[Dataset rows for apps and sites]
═══

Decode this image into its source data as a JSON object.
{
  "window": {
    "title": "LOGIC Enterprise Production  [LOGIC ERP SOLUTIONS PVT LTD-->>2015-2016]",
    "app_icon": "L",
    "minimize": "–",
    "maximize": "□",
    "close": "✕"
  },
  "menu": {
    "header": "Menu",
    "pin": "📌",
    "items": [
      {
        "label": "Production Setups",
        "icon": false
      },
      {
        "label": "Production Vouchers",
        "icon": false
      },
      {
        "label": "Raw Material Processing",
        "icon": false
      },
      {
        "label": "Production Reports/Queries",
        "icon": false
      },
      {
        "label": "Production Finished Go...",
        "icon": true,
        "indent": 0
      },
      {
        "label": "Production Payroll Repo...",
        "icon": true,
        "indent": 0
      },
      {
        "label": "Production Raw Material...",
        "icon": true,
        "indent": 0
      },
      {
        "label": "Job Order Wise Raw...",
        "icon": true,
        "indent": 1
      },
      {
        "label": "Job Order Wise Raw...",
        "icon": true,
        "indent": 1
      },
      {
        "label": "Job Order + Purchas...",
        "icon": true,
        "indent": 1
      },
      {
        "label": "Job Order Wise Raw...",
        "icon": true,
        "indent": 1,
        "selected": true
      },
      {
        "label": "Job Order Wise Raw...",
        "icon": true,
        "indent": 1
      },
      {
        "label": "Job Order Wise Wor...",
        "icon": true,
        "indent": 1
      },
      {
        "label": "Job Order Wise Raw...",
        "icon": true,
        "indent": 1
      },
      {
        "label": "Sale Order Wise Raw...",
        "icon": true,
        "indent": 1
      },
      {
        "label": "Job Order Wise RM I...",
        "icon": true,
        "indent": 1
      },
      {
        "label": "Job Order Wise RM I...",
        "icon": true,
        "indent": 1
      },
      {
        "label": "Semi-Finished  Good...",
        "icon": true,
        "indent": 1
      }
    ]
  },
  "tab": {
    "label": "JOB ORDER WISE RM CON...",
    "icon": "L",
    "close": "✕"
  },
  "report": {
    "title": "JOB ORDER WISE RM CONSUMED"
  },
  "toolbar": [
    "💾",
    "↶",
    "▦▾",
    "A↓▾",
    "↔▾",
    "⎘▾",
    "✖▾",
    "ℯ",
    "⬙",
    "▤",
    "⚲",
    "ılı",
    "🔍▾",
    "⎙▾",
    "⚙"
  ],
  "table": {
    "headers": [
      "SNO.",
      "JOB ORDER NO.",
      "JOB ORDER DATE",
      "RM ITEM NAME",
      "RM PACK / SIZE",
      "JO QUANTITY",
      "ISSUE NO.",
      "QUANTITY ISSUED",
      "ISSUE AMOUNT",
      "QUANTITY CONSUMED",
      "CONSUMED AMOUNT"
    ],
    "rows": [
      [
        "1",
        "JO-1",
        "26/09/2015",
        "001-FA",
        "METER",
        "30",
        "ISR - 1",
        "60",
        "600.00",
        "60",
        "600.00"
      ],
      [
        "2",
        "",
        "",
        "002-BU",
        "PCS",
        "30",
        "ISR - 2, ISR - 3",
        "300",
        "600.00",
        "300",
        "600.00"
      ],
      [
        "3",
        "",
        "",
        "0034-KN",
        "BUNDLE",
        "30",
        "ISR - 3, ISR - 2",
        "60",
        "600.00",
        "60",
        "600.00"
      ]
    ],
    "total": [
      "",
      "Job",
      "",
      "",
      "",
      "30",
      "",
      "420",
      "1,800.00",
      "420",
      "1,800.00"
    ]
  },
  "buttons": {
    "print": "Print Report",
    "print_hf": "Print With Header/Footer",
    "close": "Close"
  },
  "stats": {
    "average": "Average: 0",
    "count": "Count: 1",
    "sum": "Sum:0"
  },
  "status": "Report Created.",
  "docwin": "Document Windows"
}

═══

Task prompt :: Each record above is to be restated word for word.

Answer to this exercise ::
Decode this image into its source data as a JSON object.
{
  "window": {
    "title": "LOGIC Enterprise Production  [LOGIC ERP SOLUTIONS PVT LTD-->>2015-2016]",
    "app_icon": "L",
    "minimize": "–",
    "maximize": "□",
    "close": "✕"
  },
  "menu": {
    "header": "Menu",
    "pin": "📌",
    "items": [
      {
        "label": "Production Setups",
        "icon": false
      },
      {
        "label": "Production Vouchers",
        "icon": false
      },
      {
        "label": "Raw Material Processing",
        "icon": false
      },
      {
        "label": "Production Reports/Queries",
        "icon": false
      },
      {
        "label": "Production Finished Go...",
        "icon": true,
        "indent": 0
      },
      {
        "label": "Production Payroll Repo...",
        "icon": true,
        "indent": 0
      },
      {
        "label": "Production Raw Material...",
        "icon": true,
        "indent": 0
      },
      {
        "label": "Job Order Wise Raw...",
        "icon": true,
        "indent": 1
      },
      {
        "label": "Job Order Wise Raw...",
        "icon": true,
        "indent": 1
      },
      {
        "label": "Job Order + Purchas...",
        "icon": true,
        "indent": 1
      },
      {
        "label": "Job Order Wise Raw...",
        "icon": true,
        "indent": 1,
        "selected": true
      },
      {
        "label": "Job Order Wise Raw...",
        "icon": true,
        "indent": 1
      },
      {
        "label": "Job Order Wise Wor...",
        "icon": true,
        "indent": 1
      },
      {
        "label": "Job Order Wise Raw...",
        "icon": true,
        "indent": 1
      },
      {
        "label": "Sale Order Wise Raw...",
        "icon": true,
        "indent": 1
      },
      {
        "label": "Job Order Wise RM I...",
        "icon": true,
        "indent": 1
      },
      {
        "label": "Job Order Wise RM I...",
        "icon": true,
        "indent": 1
      },
      {
        "label": "Semi-Finished  Good...",
        "icon": true,
        "indent": 1
      }
    ]
  },
  "tab": {
    "label": "JOB ORDER WISE RM CON...",
    "icon": "L",
    "close": "✕"
  },
  "report": {
    "title": "JOB ORDER WISE RM CONSUMED"
  },
  "toolbar": [
    "💾",
    "↶",
    "▦▾",
    "A↓▾",
    "↔▾",
    "⎘▾",
    "✖▾",
    "ℯ",
    "⬙",
    "▤",
    "⚲",
    "ılı",
    "🔍▾",
    "⎙▾",
    "⚙"
  ],
  "table": {
    "headers": [
      "SNO.",
      "JOB ORDER NO.",
      "JOB ORDER DATE",
      "RM ITEM NAME",
      "RM PACK / SIZE",
      "JO QUANTITY",
      "ISSUE NO.",
      "QUANTITY ISSUED",
      "ISSUE AMOUNT",
      "QUANTITY CONSUMED",
      "CONSUMED AMOUNT"
    ],
    "rows": [
      [
        "1",
        "JO-1",
        "26/09/2015",
        "001-FA",
        "METER",
        "30",
        "ISR - 1",
        "60",
        "600.00",
        "60",
        "600.00"
      ],
      [
        "2",
        "",
        "",
        "002-BU",
        "PCS",
        "30",
        "ISR - 2, ISR - 3",
        "300",
        "600.00",
        "300",
        "600.00"
      ],
      [
        "3",
        "",
        "",
        "0034-KN",
        "BUNDLE",
        "30",
        "ISR - 3, ISR - 2",
        "60",
        "600.00",
        "60",
        "600.00"
      ]
    ],
    "total": [
      "",
      "Job",
      "",
      "",
      "",
      "30",
      "",
      "420",
      "1,800.00",
      "420",
      "1,800.00"
    ]
  },
  "buttons": {
    "print": "Print Report",
    "print_hf": "Print With Header/Footer",
    "close": "Close"
  },
  "stats": {
    "average": "Average: 0",
    "count": "Count: 1",
    "sum": "Sum:0"
  },
  "status": "Report Created.",
  "docwin": "Document Windows"
}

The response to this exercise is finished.